What You Need to Know
- This will be among the most watched of FOMC meetings — possibly “the most important Fed meeting in Jay Powell’s career,” billionaire investor Paul Tudor Jones said on CNBC.
- Wall Street’s focus will be on the “dot plot,” which shows policymakers’ projections of the target interest rate.
- Powell's current four-year term as chair ends in February, and Biden is expected to offer him another term.
With inflation and economic growth accelerating this year, Federal Reserve Chair Jerome Powell and his colleagues may consider moving up a discussion on scaling back monetary stimulus and penciling in a first interest rate hike as soon as 2023.
The Federal Open Market Committee is all but certain to hold interest rates near zero at the conclusion of a two-day policy meeting Wednesday, and repeat a vow to keep buying bonds at the current $120 billion monthly pace.
The panel will release a statement and quarterly economic forecasts at 2 p.m. in Washington, and Powell will hold a press briefing 30 minutes later.
“I think what we will hear from Chair Powell is that they have sort of agreed that it will be prudent to start those conversations in coming meetings,” said Julia Coronado, a former Fed economist and president of MacroPolicy Perspectives. “Depending on the next couple of jobs reports, it could happen as soon as July that they start these conversations.”
This will be among the most watched of FOMC meetings — possibly “the most important Fed meeting in Jay Powell’s career,” billionaire investor Paul Tudor Jones said on CNBC, with inflation accelerating and the job market tightening.
Wall Street’s initial focus will be on the FOMC’s “dot plot,” which graphically displays policy makers’ projections of the target interest rate.
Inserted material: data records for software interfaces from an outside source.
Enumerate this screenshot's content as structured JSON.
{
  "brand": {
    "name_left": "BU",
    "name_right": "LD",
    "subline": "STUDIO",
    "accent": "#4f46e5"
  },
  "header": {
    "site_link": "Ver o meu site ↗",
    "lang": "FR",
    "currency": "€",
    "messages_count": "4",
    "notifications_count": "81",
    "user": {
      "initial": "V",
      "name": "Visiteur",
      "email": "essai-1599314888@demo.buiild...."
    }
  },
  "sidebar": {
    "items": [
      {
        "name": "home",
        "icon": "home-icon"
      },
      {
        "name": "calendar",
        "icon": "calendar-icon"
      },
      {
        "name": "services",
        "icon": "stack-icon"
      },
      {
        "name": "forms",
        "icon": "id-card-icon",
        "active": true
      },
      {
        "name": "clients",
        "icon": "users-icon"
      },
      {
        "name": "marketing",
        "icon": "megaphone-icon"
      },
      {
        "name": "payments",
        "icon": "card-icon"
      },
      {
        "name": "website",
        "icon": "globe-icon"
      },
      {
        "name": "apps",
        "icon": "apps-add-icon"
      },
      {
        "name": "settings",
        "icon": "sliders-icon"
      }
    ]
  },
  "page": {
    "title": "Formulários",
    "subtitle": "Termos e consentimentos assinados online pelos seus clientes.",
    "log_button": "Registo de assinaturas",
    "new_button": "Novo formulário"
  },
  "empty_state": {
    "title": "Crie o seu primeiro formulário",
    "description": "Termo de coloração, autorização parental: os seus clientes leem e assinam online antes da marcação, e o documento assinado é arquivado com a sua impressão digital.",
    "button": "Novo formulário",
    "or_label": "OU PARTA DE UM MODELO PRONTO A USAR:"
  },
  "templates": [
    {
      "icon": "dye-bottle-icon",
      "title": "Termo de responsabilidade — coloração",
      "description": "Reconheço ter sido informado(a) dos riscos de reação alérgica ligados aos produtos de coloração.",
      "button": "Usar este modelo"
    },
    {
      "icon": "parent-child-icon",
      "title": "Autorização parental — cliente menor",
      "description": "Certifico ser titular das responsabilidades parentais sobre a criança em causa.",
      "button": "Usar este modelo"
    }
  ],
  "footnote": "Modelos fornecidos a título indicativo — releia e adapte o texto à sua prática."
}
Seven of 18 officials in March penciled in a 2023 rate hike, meaning that if three adjust their dots higher it would bring liftoff forward into that year.
The committee is likely to bump up its rate forecast, though it’s a very close call, according to economists surveyed by Bloomberg.
The FOMC may raise its economic growth forecast for 2021 to 6.6% and its inflation outlook to 2.7%, while looking for an unemployment rate of 4.7%, which is a slower pace of improvement than seen in March.
“Investors will look first at the dot plot,” said Joseph Lavorgna, Natixis chief economist for the Americas. “I would guess the dot plot becomes a little more hawkish as the committee will be looking at higher inflation and higher GDP forecasts for this year and next year. The median is likely to move up.”
Powell and his colleagues have described inflation’s recent surge as transitory, the result of reopening the economy in the wake of Covid-19 and supply disruptions.
The 2022 and 2023 inflation forecasts are likely to be closely watched to see if they confirm the central bank continues to view price issues as temporary.
“We expect the Federal Reserve to keep interest rates on hold and maintain its assessment of the recent inflation surge as ‘transitory.’ Policymakers remain committed to achieving their dual-mandate targets, with emphasis on full employment. Both interest rates and asset purchases will remain steady, even though the outlook has improved,” said Tom Orlik, chief economist in an FOMC statement.